Once again I was very surprised to see a settlement so close to the centre of Ramallah! A five minute walk from the main square we could see it very clearly.



Back to more pleasant parts of the walk... a really nice school built by the Quakers over 100 years ago. The British used it as a hospital during WW1 and it was also used as a refugee shelter following the Nakba.

A bit further down the road we came across an educational garden that promotes environmental awareness, which just looked so luscious and inviting.


By this time we are actually in Al-Bireh, Ramallah's twin city and I hope I don't offend anyone by saying that I really consider it part of Ramallah.

Al-Bireh's borders reach up to the Al-Manara square which is a bit weird. Al-Bireh is more strictly Muslim so you cannot sell alcohol there. This means that some shops around Al-Manara square can sell alcohol, while others cannot...

Next up is Ramallah's Art Academy. It was closed but I still took some nice photos of the building... another beautiful building, with an interesting street sign, hopefully part of the Academy's installation. A sign outside the building marks the (shockingly short) distance to Jerusalem.


Ramallah, Palestine

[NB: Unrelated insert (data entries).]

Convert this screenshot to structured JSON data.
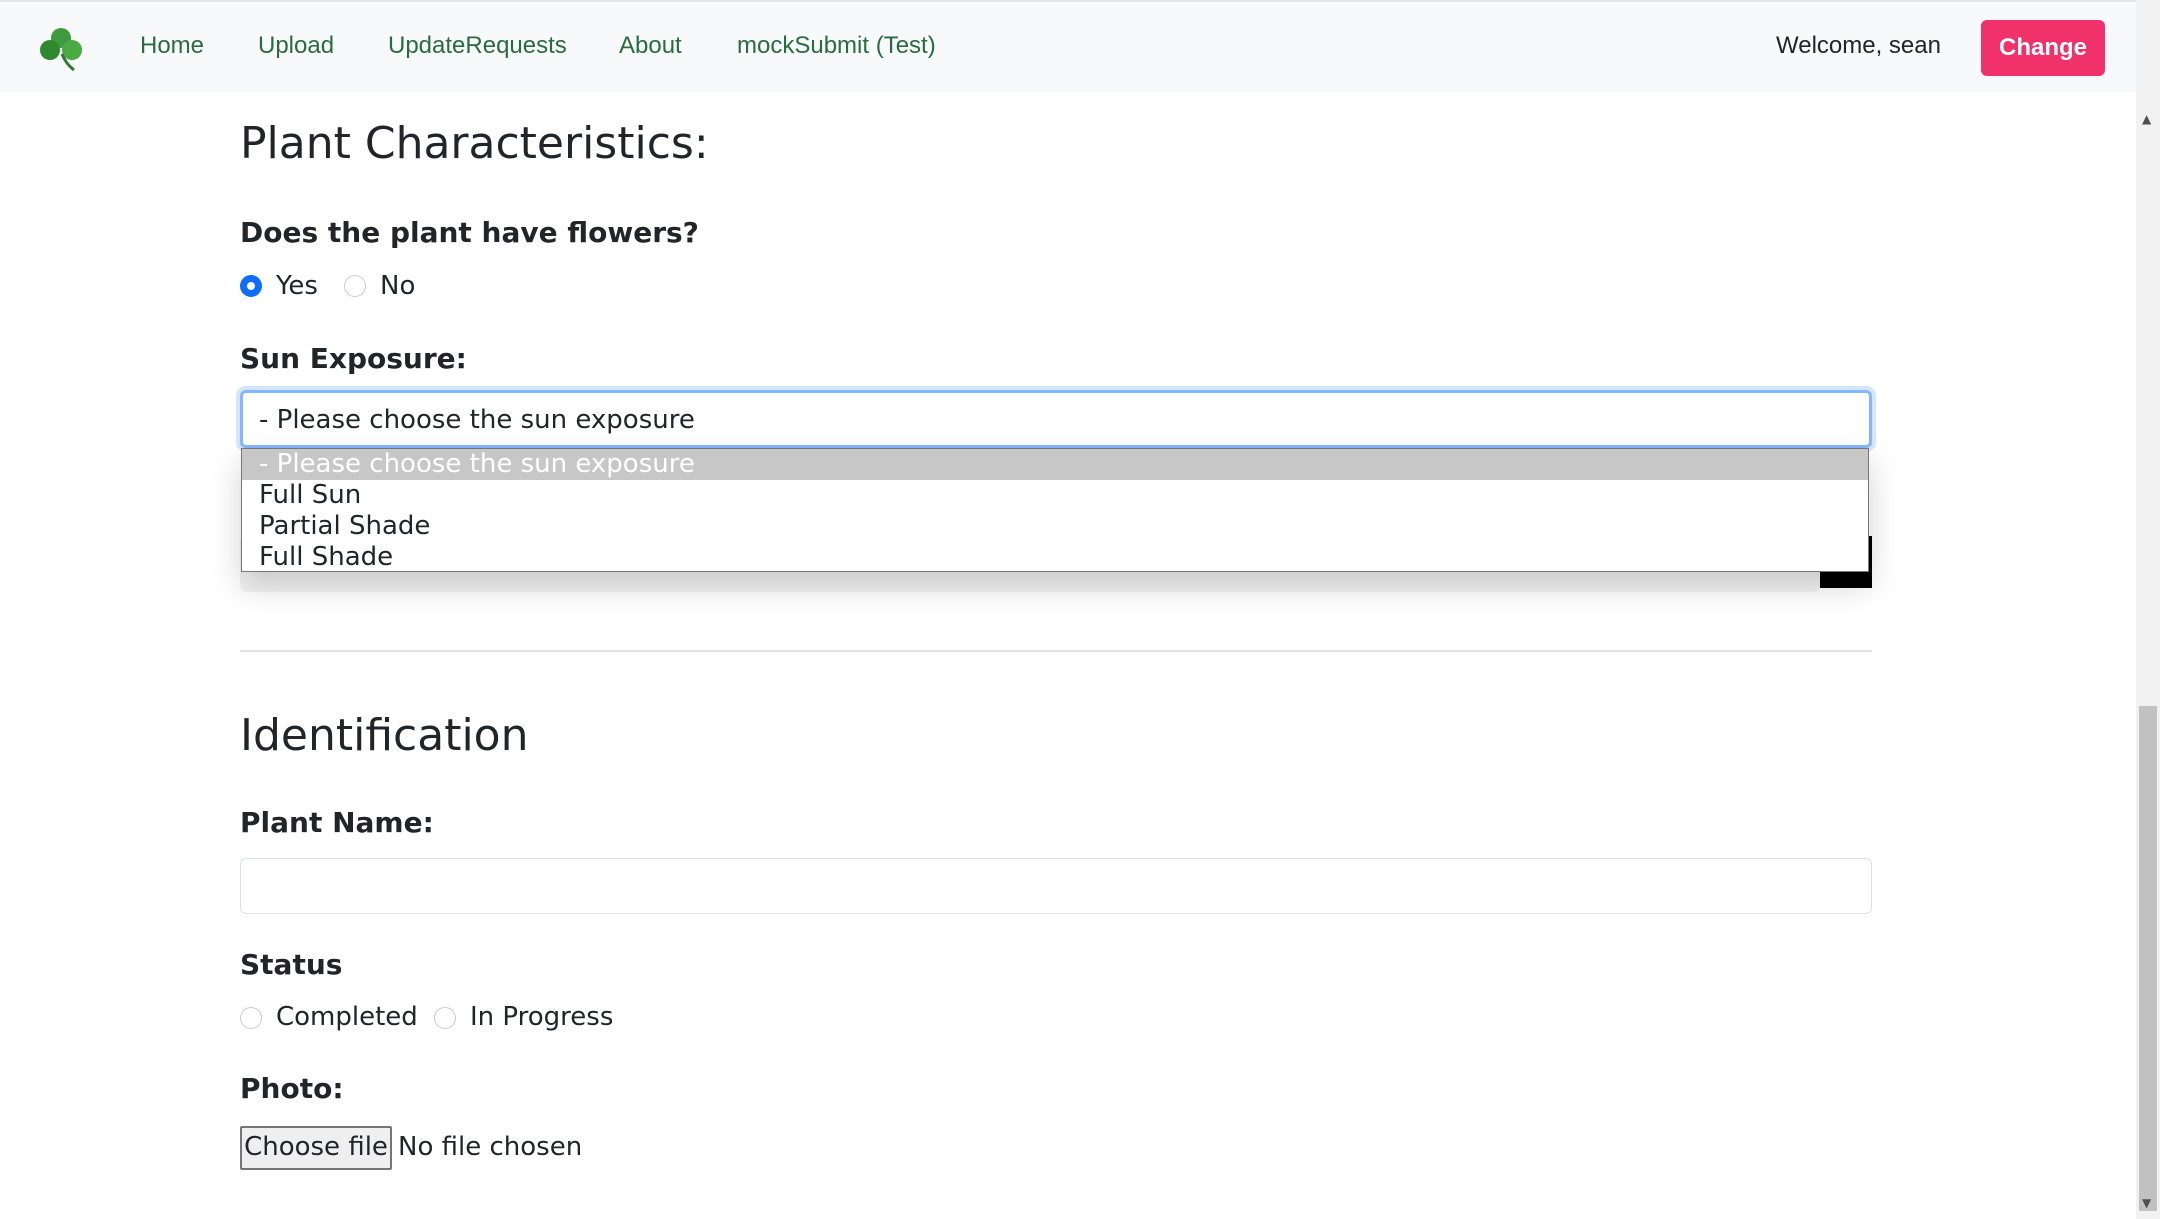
{
  "navbar": {
    "logo_icon": "shamrock-icon",
    "links": [
      "Home",
      "Upload",
      "UpdateRequests",
      "About",
      "mockSubmit (Test)"
    ],
    "welcome": "Welcome, sean",
    "change_label": "Change",
    "link_color": "#2a6b41",
    "button_color": "#f0316a"
  },
  "characteristics": {
    "heading": "Plant Characteristics:",
    "flowers_question": "Does the plant have flowers?",
    "flower_options": [
      "Yes",
      "No"
    ],
    "flower_selected": "Yes",
    "sun_label": "Sun Exposure:",
    "sun_selected": "- Please choose the sun exposure",
    "sun_options": [
      "- Please choose the sun exposure",
      "Full Sun",
      "Partial Shade",
      "Full Shade"
    ]
  },
  "identification": {
    "heading": "Identification",
    "plant_name_label": "Plant Name:",
    "plant_name_value": "",
    "status_label": "Status",
    "status_options": [
      "Completed",
      "In Progress"
    ],
    "photo_label": "Photo:",
    "choose_file_label": "Choose file",
    "file_status": "No file chosen"
  }
}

An entertaining story about this Art Academy is when it hosted a Picasso painting several years ago. It must have been a mission to get the right approvals to bring the painting over to Ramallah from Europe. This also meant that the painting had to be guarded around the clock, and apparently it was almost impossible to take a photo of it without also including the two men that guarded it with their lives!

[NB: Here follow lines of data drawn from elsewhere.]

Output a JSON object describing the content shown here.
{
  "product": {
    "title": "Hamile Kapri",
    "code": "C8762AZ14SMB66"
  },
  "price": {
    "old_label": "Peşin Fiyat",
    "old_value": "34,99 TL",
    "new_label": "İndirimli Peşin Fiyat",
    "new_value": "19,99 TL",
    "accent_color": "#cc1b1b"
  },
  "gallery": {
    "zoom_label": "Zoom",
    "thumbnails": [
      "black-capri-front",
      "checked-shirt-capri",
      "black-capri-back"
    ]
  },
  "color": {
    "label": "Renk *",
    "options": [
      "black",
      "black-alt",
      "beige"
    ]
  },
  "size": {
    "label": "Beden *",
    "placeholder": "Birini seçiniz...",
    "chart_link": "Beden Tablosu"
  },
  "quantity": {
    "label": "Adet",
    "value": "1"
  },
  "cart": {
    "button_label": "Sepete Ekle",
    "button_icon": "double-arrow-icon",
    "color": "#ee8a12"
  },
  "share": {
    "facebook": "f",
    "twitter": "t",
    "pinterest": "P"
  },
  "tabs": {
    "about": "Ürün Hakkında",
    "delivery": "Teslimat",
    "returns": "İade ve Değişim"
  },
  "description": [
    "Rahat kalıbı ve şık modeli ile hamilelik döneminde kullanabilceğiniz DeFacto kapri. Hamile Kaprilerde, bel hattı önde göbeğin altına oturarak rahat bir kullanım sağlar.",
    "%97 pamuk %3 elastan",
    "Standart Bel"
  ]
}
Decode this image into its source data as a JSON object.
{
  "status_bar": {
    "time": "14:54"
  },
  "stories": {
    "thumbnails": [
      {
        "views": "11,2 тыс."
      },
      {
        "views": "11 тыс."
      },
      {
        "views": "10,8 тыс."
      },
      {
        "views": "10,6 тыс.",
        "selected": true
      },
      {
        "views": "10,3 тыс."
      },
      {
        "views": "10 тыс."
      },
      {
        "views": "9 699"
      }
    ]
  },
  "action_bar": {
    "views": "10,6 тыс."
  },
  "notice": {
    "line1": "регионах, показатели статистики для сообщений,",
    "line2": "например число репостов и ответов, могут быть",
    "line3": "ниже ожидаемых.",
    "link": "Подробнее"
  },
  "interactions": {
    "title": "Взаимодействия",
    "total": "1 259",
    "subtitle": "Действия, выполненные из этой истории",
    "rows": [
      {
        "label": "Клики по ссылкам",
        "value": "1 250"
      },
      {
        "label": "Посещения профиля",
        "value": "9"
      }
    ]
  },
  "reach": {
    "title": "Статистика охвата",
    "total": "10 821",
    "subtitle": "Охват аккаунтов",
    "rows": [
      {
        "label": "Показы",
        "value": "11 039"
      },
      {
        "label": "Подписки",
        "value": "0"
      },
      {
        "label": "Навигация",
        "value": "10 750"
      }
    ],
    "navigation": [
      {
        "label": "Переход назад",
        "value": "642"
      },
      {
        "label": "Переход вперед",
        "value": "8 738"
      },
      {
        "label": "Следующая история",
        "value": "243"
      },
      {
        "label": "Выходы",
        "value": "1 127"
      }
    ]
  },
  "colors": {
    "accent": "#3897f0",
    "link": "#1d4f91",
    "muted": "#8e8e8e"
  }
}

En-route to Arafat's tomb we passed another vacant house that looked like it would shape up so nicely if renovated properly. It seems that Palestinians are quite good at ironwork, and I love discovering the different patterns they come up with for doors, fences and gates.

We were surprised that the guards at Arafat's tomb took matters into their own hands and exceptionally let us into the complex at 8am. We definitely enjoyed being the only visitors in sight.

Arafat's tomb is a big and bright complext built out of Jersalem stone (according to my guidebook). However, as we found out through our trailing guard, who turned out to be an excellent tour guide, the whole complex - from the dimensions of the mausoleum, to the positioning of the slabs, to the number of trees and shrubs - has been very carefully thought out to symbolise Arafat's and Palestine's struggle. It also incorporates a vision for the future... I will describe these in more detail in a separate post as it is too much for now. The site is definitely much more impressive when you know more behind the designers' intentions.


Arafat's Mausoleum and Museum

Opposite the tomb is a square that used to show the flags of all countries that recognise Palestine as a state. At the moment it is just full of empty flag poles. Luckily the reason is not politics but renovations... though with no builder in sight I wonder how long it will take to get it back up and running.


We found an interesting mural of Arafat by the square... not sure what to make of it but it certainly has character! He looks a bit sick but I think they got his lips right. :)


The 10 minute walk back to Al-Manara square was swift as we were getting thirsty. The walk ended with a fresh juice from the local juice-guy and another funny discovery - this time a barber had used Nick Carter's face in their shop front (from boyband The Backstreet Boys famous in the 90s). I wonder if he still has enough money to sue them?